Freedom of Transformation
By Chun Xiao Hang
Many people paint to make a living, but this is not the case with Hu. She has a good life in Hong Kong and paints as a hobby, or rather as an artistic dream. This makes her feel more relaxed, less burdened, and free to make creative changes as her understanding of art changes. It should be said that her solo exhibition in Beijing in 2010 was the full manifestation of this state of mind.
Previously, Hu’s works mainly absorbed the pictorial expression of the 1990s, and used to create paradoxes between images in the juxtaposition of historical images, and thus conveyed the results of her view of history. Usually, this result is described by her as a kind of cultural and intellectual fragmentation. Undoubtedly, this understanding is the logical view of their generation and a natural reflection of their existential experience.

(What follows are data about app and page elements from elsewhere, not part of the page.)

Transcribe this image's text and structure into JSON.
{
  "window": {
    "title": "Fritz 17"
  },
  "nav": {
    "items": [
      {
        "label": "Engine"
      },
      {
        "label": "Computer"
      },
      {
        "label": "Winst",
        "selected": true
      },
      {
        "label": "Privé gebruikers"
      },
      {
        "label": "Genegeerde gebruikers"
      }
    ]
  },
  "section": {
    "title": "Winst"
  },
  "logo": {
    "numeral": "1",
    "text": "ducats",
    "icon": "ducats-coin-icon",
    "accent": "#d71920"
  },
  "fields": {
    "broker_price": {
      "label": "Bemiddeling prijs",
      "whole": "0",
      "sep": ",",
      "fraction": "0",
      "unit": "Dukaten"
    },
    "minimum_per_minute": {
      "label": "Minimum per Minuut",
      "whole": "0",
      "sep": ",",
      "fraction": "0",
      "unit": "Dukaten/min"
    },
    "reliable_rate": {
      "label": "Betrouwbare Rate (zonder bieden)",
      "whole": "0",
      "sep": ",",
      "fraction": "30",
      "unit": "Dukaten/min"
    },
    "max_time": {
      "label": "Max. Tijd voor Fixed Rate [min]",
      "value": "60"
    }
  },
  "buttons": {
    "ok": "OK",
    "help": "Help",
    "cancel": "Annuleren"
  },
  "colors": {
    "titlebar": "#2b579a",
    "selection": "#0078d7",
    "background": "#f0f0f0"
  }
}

However, in terms of artistic expression, this approach still tends to tell stories in pictures, focusing on the outcome of the story rather than on the artistic act of “storytelling” itself.
After traveling to European art exhibitions in 2010 and interacting with new generation artists in mainland China, she began a certain self-reflection on her creation method: from focusing on the outcome of the story to focusing on the change of “storytelling” behavior. Although, her creation still revolves around the historical fragmentation of Chinese culture and thought, she has achieved a gorgeous turnaround in the method of expression. In terms of intuition, she no longer sticks to the form of easel painting, but adopts a variety of media to realize the comprehensive presentation of her works on the senses. In other words, her works no longer tell a story by looking at the pictures, but require the viewer to experience a visual re-examination in a lively way – no longer direct image results, but some kind of visual clues, either on the shelf, or video, or physical objects, together constructing a personalized understanding of the context of historical cognition. Just like her re-interpretation of “Zhou Xuan” and “City Scene”, using a certain “defamiliarized” visual experience with a new media. Viewers are forced to change their original habitual perspective, thus rediscovering their ability to cognize history in the process of “viewing”.
This change is like a teacher who was used to telling people the answers, re-focusing on the process of education – the process of inspiring people to know the world, rather than telling them that the world is in a certain way. As a young person, I am more interested in this conceptual change in art, because it shows us the real interest of art as opposed to classical art: art is not a simple medium to reproduce a certain “nature” or “concept”, but a “visual means” to prompt us to reacquaint ourselves with the world. It is a “visual means” that requires us to be “conscious” of the visual presence of cognitive means. Obviously, Hu’s new work follows such an intrinsic logic and realize a new transformation of artistic expression, so that she is no longer a follower of the popularized image creation of the 1990s, but an explorer in a new artistic context.
What is more interesting is that Hu’s rediscovery of vision is still in line with her previous theme of “Spliced”. However, the “Spliced” is no longer simply representing fragmentation in the “historical sense” in an image, but the “fragmentation” of the subject that permeates the creation and even the viewing of the work. In other words, when we face Hu’s new work, we will find that certain habitual visual cognitive objects are forcibly “cut” out of our habitual context by the artist, so we have to rethink these objects in the new visual context, and then feel the value of art to our cognitive behaviors. Perhaps, in my opinion, this value is one of the important reasons why contemporary art can continuously involve in our real life.
(Chun Xiao Hang – Renowned contemporary art critic, curator, Associate Researcher of China National Academy of Arts, Art Director of Times Art Museum)